Problem:
Keep the pictures out of the copy and repeat the records exactly.

Excerpted data:
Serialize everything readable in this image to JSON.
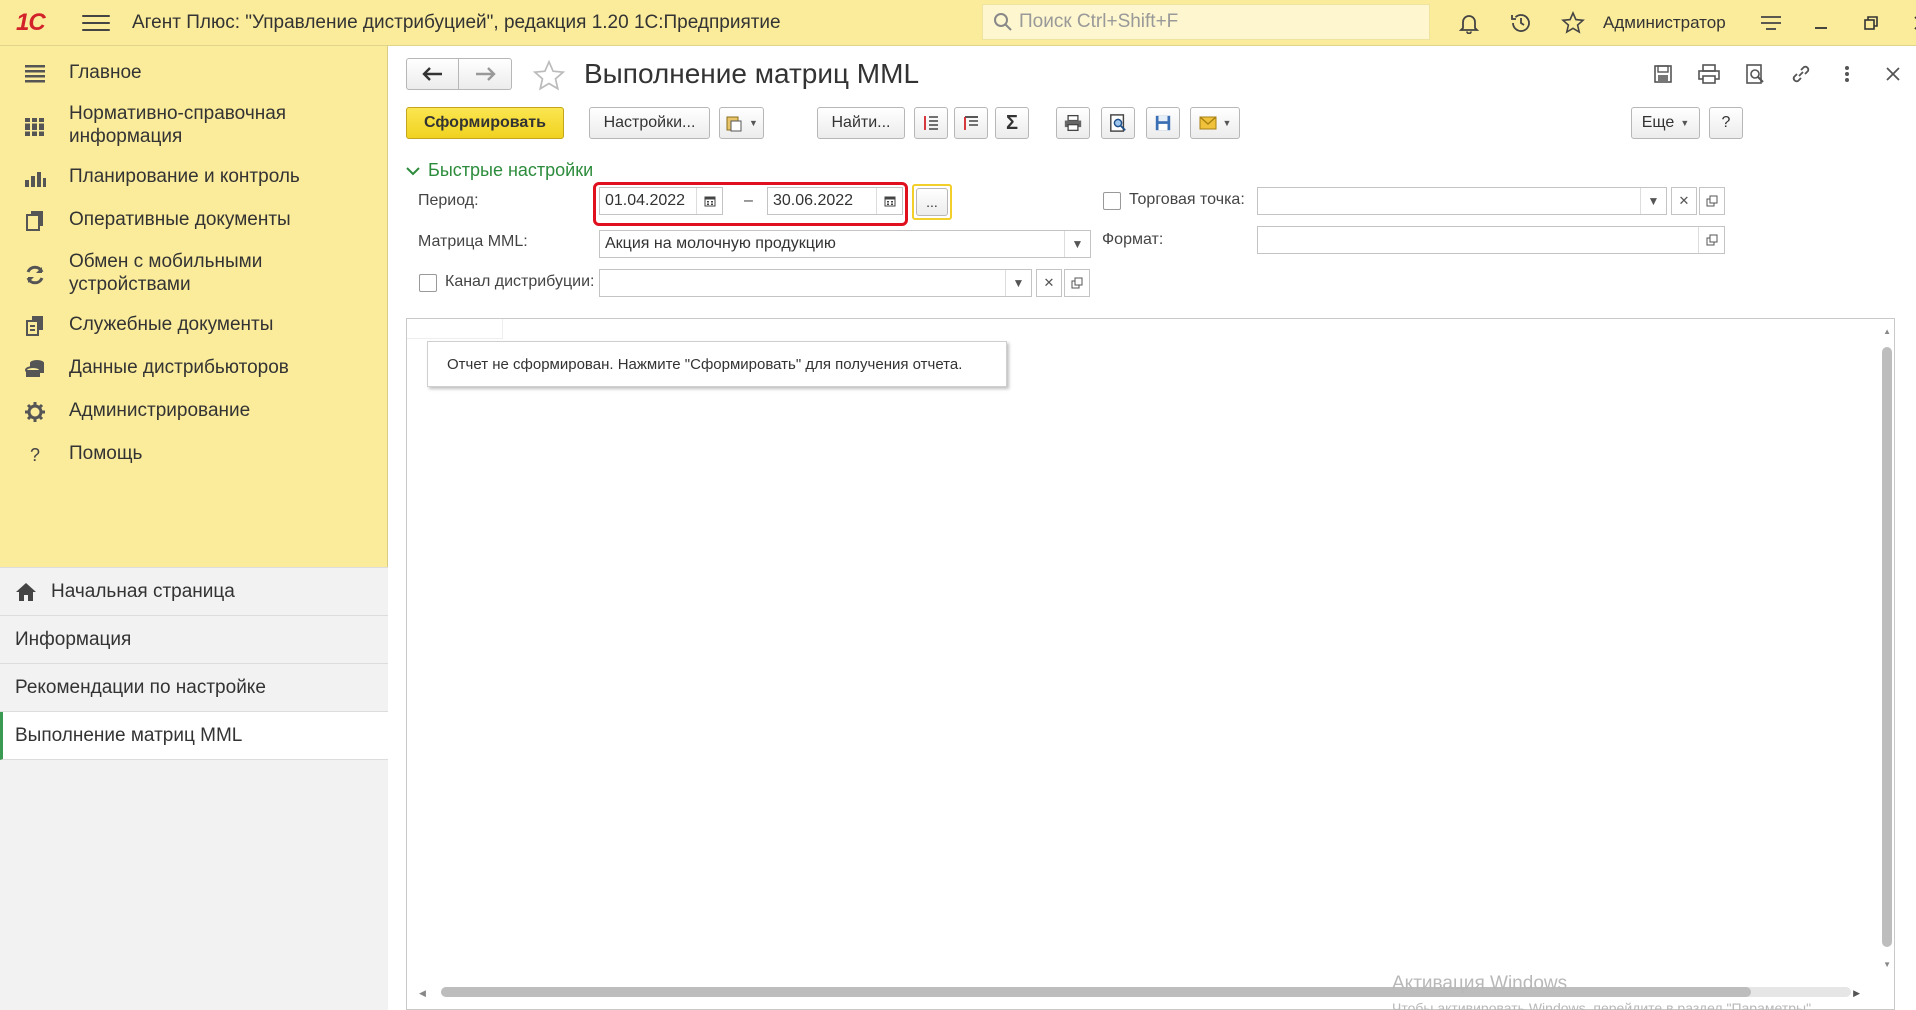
{
  "app": {
    "logo": "1С",
    "title": "Агент Плюс: \"Управление дистрибуцией\", редакция 1.20 1С:Предприятие",
    "search_placeholder": "Поиск Ctrl+Shift+F",
    "user": "Администратор"
  },
  "sidebar": {
    "sections": [
      {
        "label": "Главное",
        "icon": "list-icon"
      },
      {
        "label": "Нормативно-справочная информация",
        "icon": "book-icon"
      },
      {
        "label": "Планирование и контроль",
        "icon": "chart-icon"
      },
      {
        "label": "Оперативные документы",
        "icon": "documents-icon"
      },
      {
        "label": "Обмен с мобильными устройствами",
        "icon": "sync-icon"
      },
      {
        "label": "Служебные документы",
        "icon": "service-docs-icon"
      },
      {
        "label": "Данные дистрибьюторов",
        "icon": "database-icon"
      },
      {
        "label": "Администрирование",
        "icon": "gear-icon"
      },
      {
        "label": "Помощь",
        "icon": "help-icon"
      }
    ],
    "links": [
      {
        "label": "Начальная страница",
        "icon": "home-icon"
      },
      {
        "label": "Информация"
      },
      {
        "label": "Рекомендации по настройке"
      },
      {
        "label": "Выполнение матриц MML",
        "active": true
      }
    ]
  },
  "page": {
    "title": "Выполнение матриц MML",
    "toolbar": {
      "generate": "Сформировать",
      "settings": "Настройки...",
      "find": "Найти...",
      "more": "Еще",
      "help": "?"
    },
    "quick_settings": "Быстрые настройки",
    "form": {
      "period_label": "Период:",
      "period_from": "01.04.2022",
      "period_sep": "–",
      "period_to": "30.06.2022",
      "dots": "...",
      "matrix_label": "Матрица MML:",
      "matrix_value": "Акция на молочную продукцию",
      "channel_label": "Канал дистрибуции:",
      "channel_value": "",
      "outlet_label": "Торговая точка:",
      "outlet_value": "",
      "format_label": "Формат:",
      "format_value": ""
    },
    "report_notice": "Отчет не сформирован. Нажмите \"Сформировать\" для получения отчета.",
    "watermark_title": "Активация Windows",
    "watermark_text": "Чтобы активировать Windows, перейдите в раздел \"Параметры\"."
  },
  "colors": {
    "topbar": "#fbec9c",
    "accent_green": "#2c8c3c",
    "primary_button": "#f0d21f",
    "highlight_red": "#e0101f"
  }
}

Task output:
Serialize everything readable in this image to JSON.
{
  "app": {
    "logo": "1С",
    "title": "Агент Плюс: \"Управление дистрибуцией\", редакция 1.20 1С:Предприятие",
    "search_placeholder": "Поиск Ctrl+Shift+F",
    "user": "Администратор"
  },
  "sidebar": {
    "sections": [
      {
        "label": "Главное",
        "icon": "list-icon"
      },
      {
        "label": "Нормативно-справочная информация",
        "icon": "book-icon"
      },
      {
        "label": "Планирование и контроль",
        "icon": "chart-icon"
      },
      {
        "label": "Оперативные документы",
        "icon": "documents-icon"
      },
      {
        "label": "Обмен с мобильными устройствами",
        "icon": "sync-icon"
      },
      {
        "label": "Служебные документы",
        "icon": "service-docs-icon"
      },
      {
        "label": "Данные дистрибьюторов",
        "icon": "database-icon"
      },
      {
        "label": "Администрирование",
        "icon": "gear-icon"
      },
      {
        "label": "Помощь",
        "icon": "help-icon"
      }
    ],
    "links": [
      {
        "label": "Начальная страница",
        "icon": "home-icon"
      },
      {
        "label": "Информация"
      },
      {
        "label": "Рекомендации по настройке"
      },
      {
        "label": "Выполнение матриц MML",
        "active": true
      }
    ]
  },
  "page": {
    "title": "Выполнение матриц MML",
    "toolbar": {
      "generate": "Сформировать",
      "settings": "Настройки...",
      "find": "Найти...",
      "more": "Еще",
      "help": "?"
    },
    "quick_settings": "Быстрые настройки",
    "form": {
      "period_label": "Период:",
      "period_from": "01.04.2022",
      "period_sep": "–",
      "period_to": "30.06.2022",
      "dots": "...",
      "matrix_label": "Матрица MML:",
      "matrix_value": "Акция на молочную продукцию",
      "channel_label": "Канал дистрибуции:",
      "channel_value": "",
      "outlet_label": "Торговая точка:",
      "outlet_value": "",
      "format_label": "Формат:",
      "format_value": ""
    },
    "report_notice": "Отчет не сформирован. Нажмите \"Сформировать\" для получения отчета.",
    "watermark_title": "Активация Windows",
    "watermark_text": "Чтобы активировать Windows, перейдите в раздел \"Параметры\"."
  },
  "colors": {
    "topbar": "#fbec9c",
    "accent_green": "#2c8c3c",
    "primary_button": "#f0d21f",
    "highlight_red": "#e0101f"
  }
}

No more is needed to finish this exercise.